Ann, that food for thought was some interesting stuff. Yes, my first year of beekeeping I got packages imported from Australia. They went gangbusters the first year, overwintered wonderfully. I never treated for varroa the next season with them and then in the fall they all died because of hundreds and hundreds of varroa mites that weakened them so terribly before I even knew what had happened. In those days I was still learning (well, I still am), but I was totally kniave to how bad the varroa mite affected colonies.
I even saw all the warning signs of the colony collapse that summer, but just didn't understand the warning signs. We were taught very minimally about the varroa mite destructor. All summer long I had seen bees crawling on the ground with kind of frayed wings. My lessons learned so hard.
I thought all these bees that I saw crawling around were simply old bees that had frayed wings from flying their 800 km that they do in their lifetime, before their wings wear out. That is what I honestly thought. Until, I was talking to someone and they said that more than likely I had a severe varroa issue. Correct that statement was.
When I got my nucs and packages bees last season (4 packages, 4 nucs, year 2007), these were locally raised bees. The nucs and packages were made and installed with queens that had been imported from Hawaii, Kona Italian queens). Now not to say that the genetics are there that these bees may not be mite resistant. I don't think that they are mite resistant one little bit, nope, not at all.
I know this because of the mite counts that I had performed throughout summer, sugar shakes and the eventual numbers of mite death after the oxalic acid vapourizing. I know that I have taken my bees into this coming winter season with pretty close to a zero mite count. I know that for a fact. The oxalic acid fumigation kills all mites outside of the cells. There was zero brood present when I vapourized so there would have been no hidden mites in the cells, zero mites.

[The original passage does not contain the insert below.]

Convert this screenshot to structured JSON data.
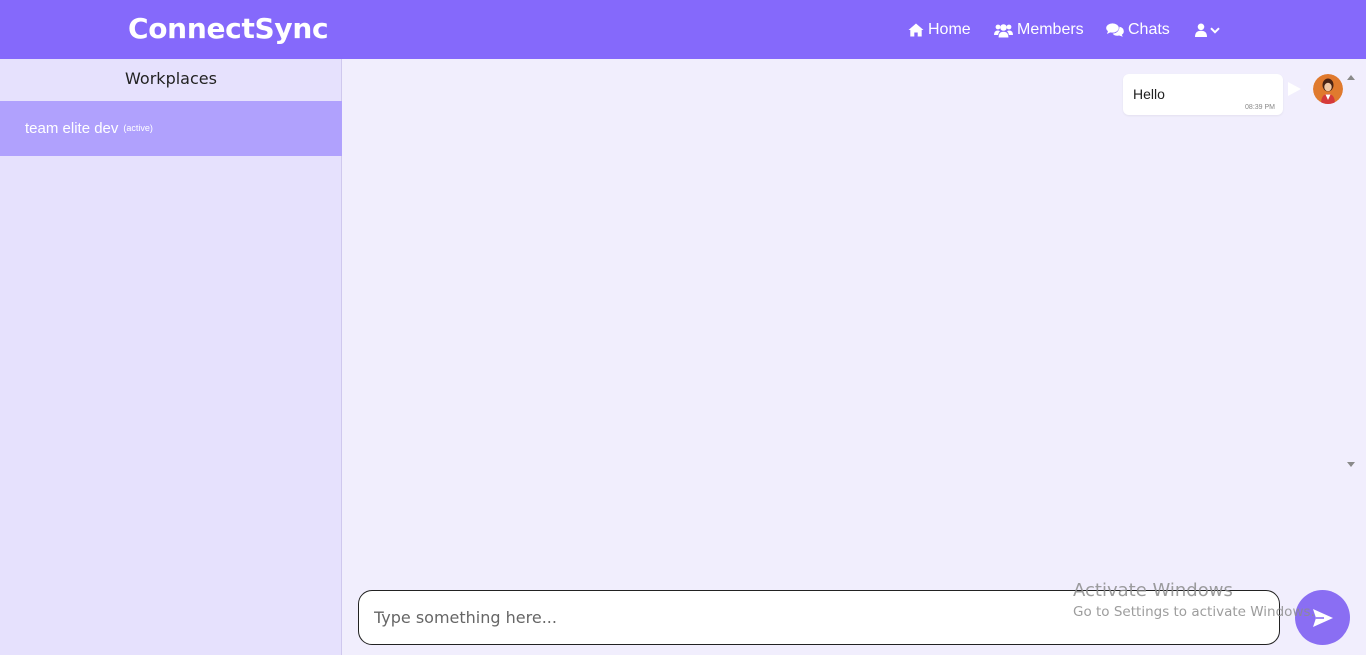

This will be an interesting season coming up. I will still monitor with sticky boards now and then to examine mite numbers. I am also going to be performing tests to (listening to Old Timer's advice) for hygienic behaviour with my bees. This will be a long arduous process to perform this, this is my understanding, but I am going to attempt to see if these bees are hygienic or not.
This is another year of experimentation for me, I love to experiment and keep records. I just hope that I can find the appropriate amount of time to do all that I want to accomplish. Right now, I think I am feeling a little overwhelmed with my aspirations of the upcoming season, but that is OK, it gives me lots to think about. Eeeks, and yes, I am finding it a little difficult to get to sleep as easily as a short time ago, I have to keep my focused on relaxing and going to sleep, saying "han say" over and over, focusing on that wonder and peaceful time when our bodies heal and we think over the events of the day, waking up with that new and fresh mind. Oh no!!!! Man do I get off wandering in my thoughts......
Where was I? Yes, you had a good thought Ann, probably those Australian colonies had zero tolerance to mites and it killed them in the second season. I don't doubt that one little bit. But yes, I learned some extremely valuable lessons that year. And I know the biggest thing that I know now is, I don't like the Varroa Mite Destructor one little bit. And yes, it is the ugliest thing I have ever seen in my life. Other than that sea leachy thing that used to grab onto my Brother's and Sister's clothes and skin when they swam and played on the beach as young children. Have a beautiful and wonderful day, Cindi